I was recently asked this by a third grader in bible school class. “Is that story true?” And I, having been back to church after a yearlong hiatus only one week, stuttered, “It’s true in the Bible.” An inadequate answer, really, for what I wanted to convey. At the time, I parsed it as “It’s true if you believe it to be true,” that faith is what sustains us to believe the unbelievable. And then I read this passage, and came to understand that what I was struggling to convey is:

It is truth.

Not the truth, not true, but truth. But I also understood something else as a result of another thing Borg has to say: True does not always mean factual. That’s a stretch for me even in my literal mode and antagonizes everything I “know” as a journalist. But Scripture seen metaphorically becomes true (emphasis mine):

The Genesis stories of creation are seen as Israel’s stories of creation, not as God’s stories of creation. they therefore have no more of a divine guarantee to be true in a literal-factual sense than do the creation stories of other cultures. When they are seen as metaphorical narratives, not factual accounts, they are ‘myths’ in Thomas Mann’s sense of the word; Stories about the way things never were, but always are. They are thus really true, even though not literally true. (52)

Think of the difference between literature and fiction, or instance. What makes a piece of fiction become literature? Its truth.

One of the first things that my friends point to as evidence that religion is a bunch of crock is the utter unbelievability of the creation, fall from Eden, the Flood and so on in the old testament, and the christmas and easter stories in the new testament. On the other end of the spectrum are those whose fanaticism rivals the secular skepticism: people who take the bible so literally that their world really is only 6-10,000 years old and God must have a right hand because Jesus is really sitting at it.

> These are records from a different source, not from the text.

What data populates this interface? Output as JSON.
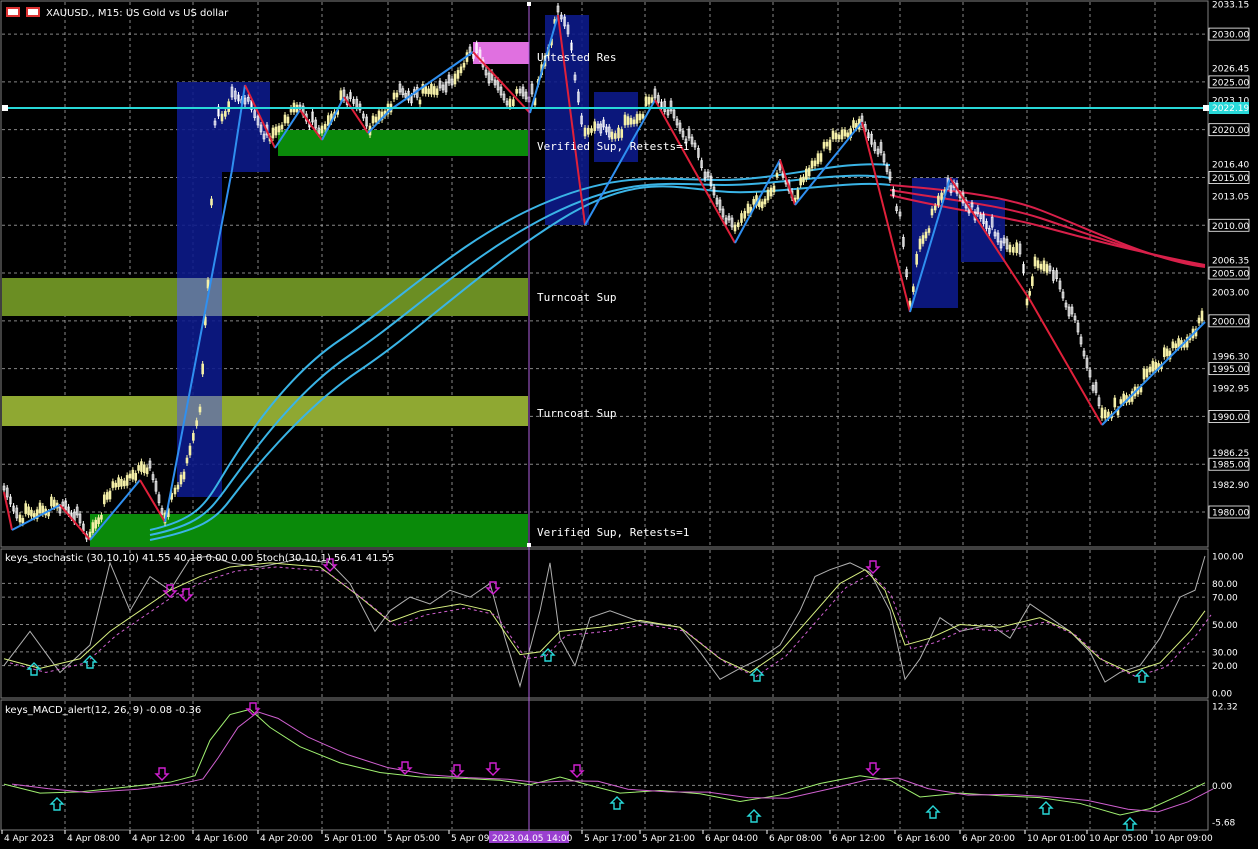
{
  "title": "XAUUSD., M15: US Gold vs US dollar",
  "colors": {
    "background": "#000000",
    "grid": "#c0c0c0",
    "bull_candle": "#f5f0a8",
    "bear_candle": "#ffffff",
    "zigzag_up": "#2f8ff0",
    "zigzag_down": "#e0203a",
    "ma_blue": "#3ab4e6",
    "ma_red": "#d8204a",
    "current_price_line": "#28d8d8",
    "stoch_main": "#b0b0b0",
    "stoch_signal": "#d8f080",
    "stoch_dashed": "#d060d0",
    "macd_main": "#a0f070",
    "macd_signal": "#d060d0",
    "arrow_up": "#28d8d8",
    "arrow_down": "#d020d0"
  },
  "price_axis": {
    "current_price": "2022.19",
    "labels": [
      {
        "text": "2033.15",
        "value": 2033.15,
        "boxed": false
      },
      {
        "text": "2030.00",
        "value": 2030.0,
        "boxed": true
      },
      {
        "text": "2026.45",
        "value": 2026.45,
        "boxed": false
      },
      {
        "text": "2025.00",
        "value": 2025.0,
        "boxed": true
      },
      {
        "text": "2023.10",
        "value": 2023.1,
        "boxed": false
      },
      {
        "text": "2020.00",
        "value": 2020.0,
        "boxed": true
      },
      {
        "text": "2016.40",
        "value": 2016.4,
        "boxed": false
      },
      {
        "text": "2015.00",
        "value": 2015.0,
        "boxed": true
      },
      {
        "text": "2013.05",
        "value": 2013.05,
        "boxed": false
      },
      {
        "text": "2010.00",
        "value": 2010.0,
        "boxed": true
      },
      {
        "text": "2006.35",
        "value": 2006.35,
        "boxed": false
      },
      {
        "text": "2005.00",
        "value": 2005.0,
        "boxed": true
      },
      {
        "text": "2003.00",
        "value": 2003.0,
        "boxed": false
      },
      {
        "text": "2000.00",
        "value": 2000.0,
        "boxed": true
      },
      {
        "text": "1996.30",
        "value": 1996.3,
        "boxed": false
      },
      {
        "text": "1995.00",
        "value": 1995.0,
        "boxed": true
      },
      {
        "text": "1992.95",
        "value": 1992.95,
        "boxed": false
      },
      {
        "text": "1990.00",
        "value": 1990.0,
        "boxed": true
      },
      {
        "text": "1986.25",
        "value": 1986.25,
        "boxed": false
      },
      {
        "text": "1985.00",
        "value": 1985.0,
        "boxed": true
      },
      {
        "text": "1982.90",
        "value": 1982.9,
        "boxed": false
      },
      {
        "text": "1980.00",
        "value": 1980.0,
        "boxed": true
      }
    ]
  },
  "zones": [
    {
      "label": "Untested Res"
    },
    {
      "label": "Verified Sup, Retests=1"
    },
    {
      "label": "Turncoat Sup"
    },
    {
      "label": "Turncoat Sup"
    },
    {
      "label": "Verified Sup, Retests=1"
    }
  ],
  "stochastic": {
    "header": "keys_stochastic (30,10,10) 41.55 40.18 0.00 0.00 Stoch(30,10,1) 56.41 41.55",
    "levels": [
      {
        "text": "100.00",
        "value": 100
      },
      {
        "text": "80.00",
        "value": 80
      },
      {
        "text": "70.00",
        "value": 70
      },
      {
        "text": "50.00",
        "value": 50
      },
      {
        "text": "30.00",
        "value": 30
      },
      {
        "text": "20.00",
        "value": 20
      },
      {
        "text": "0.00",
        "value": 0
      }
    ]
  },
  "macd": {
    "header": "keys_MACD_alert(12, 26, 9) -0.08 -0.36",
    "levels": [
      {
        "text": "12.32",
        "value": 12.32
      },
      {
        "text": "0.00",
        "value": 0
      },
      {
        "text": "-5.68",
        "value": -5.68
      }
    ]
  },
  "time_axis": {
    "labels": [
      "4 Apr 2023",
      "4 Apr 08:00",
      "4 Apr 12:00",
      "4 Apr 16:00",
      "4 Apr 20:00",
      "5 Apr 01:00",
      "5 Apr 05:00",
      "5 Apr 09:00",
      "5 Apr 17:00",
      "5 Apr 21:00",
      "6 Apr 04:00",
      "6 Apr 08:00",
      "6 Apr 12:00",
      "6 Apr 16:00",
      "6 Apr 20:00",
      "10 Apr 01:00",
      "10 Apr 05:00",
      "10 Apr 09:00"
    ],
    "cursor_label": "2023.04.05 14:00"
  }
}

Somewhere between those two extremes is something that I will call truth. Not The Truth. Not True. But Truth.

And on the third day, Jesus went on a diet.

I’ve been so happy with the results of my Lent challenge to myself to wean myself off caffiene that I’m inspired to try something more daunting, since Easter’s come and gone, I’m closing on a house, getting married in about a year and trying to deal with chronic pain. Since I can’t do anything without a gimmick, I’m doing this:

(Image courtesy of Kashi.com — they have a nifty change diary feature that’s very buggy, but I intend to follow through with this.)

If you’d like to cheer me on, watch me go all motivational, and see me at my determined best, visit my LJ community at 52wks.

to go with my latest revgals post…

not that I have any, but it’s a good thing to have around just in case…

Diagnosis

Well, after several visits to the chiropractor and doctor and a round of x-rays, my preliminary diagnosis is semi-worst-case scenario: spinal arthritis, and since that’s what has my dad in a wheelchair, it’s likely to be his rheumatoid arthritis.

More tests and hopefully a more definitive diagnosis later this month, as I’m seeing an orthopedist on April 23. But we’re still closing on the house on April 26. 😀

DFH is a little freaked out about this, so if you’re going to say a prayer for my health, throw in one for his peace of mind, please? I’m determined to not let this get me down, and hoping to take up yoga and tai chi. Of course this means I will need to let go of some other things.